See, also, my Zulily tips.
(4)  Matthew continues to amaze me by being SUCH a good big brother to Claire.  Twice at the gym childcare drop-off he lifted his arms up to “take her” from me, melted my heart!  And I love it when I come back and catch them playing together.  They play very well together at home too which is an absolute godsend for me.  He never stops talking and hearing his often adorable thoughts brightens every single one of our days, no matter what else is going on.

Sugar Cookie Fun
3 years 4 months.

(5)  Mark and I have started a weekly marriage “course” at our church.  It’s painful to pay for a babysitter once a week, but we really need to get back on track now that our half-decade of “survival mode” is hopefully finally ending.  Our goal is to continue with the babysitter after the course is over so that we have at least three hours a week for us.  It’s clear that if we don’t schedule it in, it won’t happen.  And I’m not gonna lie:  We really need it.
(6)  My Mom-to-Mom group this year is amazing.  I love these women; I love that we come from such diverse backgrounds and situations, but we have all really bonded and we share laughter and even occasional tears every week.  Mom-to-Mom is a national program that originated at our church out here; every Thursday we meet for an hour of lecture/video on parenting and then another hour to chat with our “small groups” – childcare is excellent, you should definitely look into whether there’s a chapter near you.  The woman who started it, Linda, is herself a medical spouse – and the videos often mention the specific struggles of having a very busy partner.
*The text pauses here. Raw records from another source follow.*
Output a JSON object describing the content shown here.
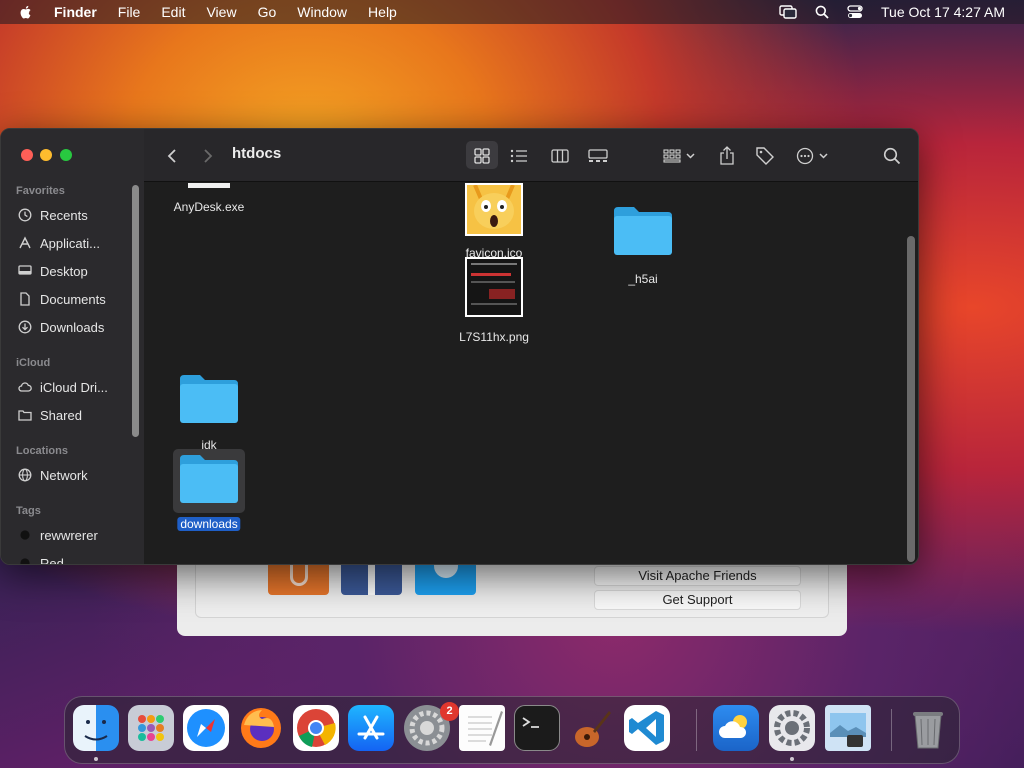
{
  "menubar": {
    "app_name": "Finder",
    "menus": [
      "File",
      "Edit",
      "View",
      "Go",
      "Window",
      "Help"
    ],
    "clock": "Tue Oct 17  4:27 AM"
  },
  "background_window": {
    "buttons": [
      "Visit Apache Friends",
      "Get Support"
    ]
  },
  "finder": {
    "title": "htdocs",
    "sidebar": {
      "favorites_header": "Favorites",
      "favorites": [
        "Recents",
        "Applicati...",
        "Desktop",
        "Documents",
        "Downloads"
      ],
      "icloud_header": "iCloud",
      "icloud": [
        "iCloud Dri...",
        "Shared"
      ],
      "locations_header": "Locations",
      "locations": [
        "Network"
      ],
      "tags_header": "Tags",
      "tags": [
        "rewwrerer",
        "Red"
      ]
    },
    "files": [
      {
        "name": "AnyDesk.exe",
        "kind": "exe"
      },
      {
        "name": "favicon.ico",
        "kind": "image"
      },
      {
        "name": "_h5ai",
        "kind": "folder"
      },
      {
        "name": "L7S11hx.png",
        "kind": "image"
      },
      {
        "name": "idk",
        "kind": "folder"
      },
      {
        "name": "downloads",
        "kind": "folder",
        "selected": true
      }
    ]
  },
  "dock": {
    "apps": [
      "Finder",
      "Launchpad",
      "Safari",
      "Firefox",
      "Chrome",
      "App Store",
      "System Preferences",
      "TextEdit",
      "Terminal",
      "GarageBand",
      "Visual Studio Code",
      "Weather",
      "System Settings",
      "Preview",
      "Trash"
    ],
    "system_preferences_badge": "2"
  },
  "colors": {
    "selection": "#1f5fc7",
    "folder": "#3ab4f2",
    "close": "#ff5f57",
    "minimize": "#febc2e",
    "zoom": "#28c840"
  }
}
There, now the blog is caught up in terms of documenting our family’s “story.”  Here’s to hoping that this is the very last residency chapter.  I’d love to write an “It Gets Better” chapter in a few months for all my medical spouse readers.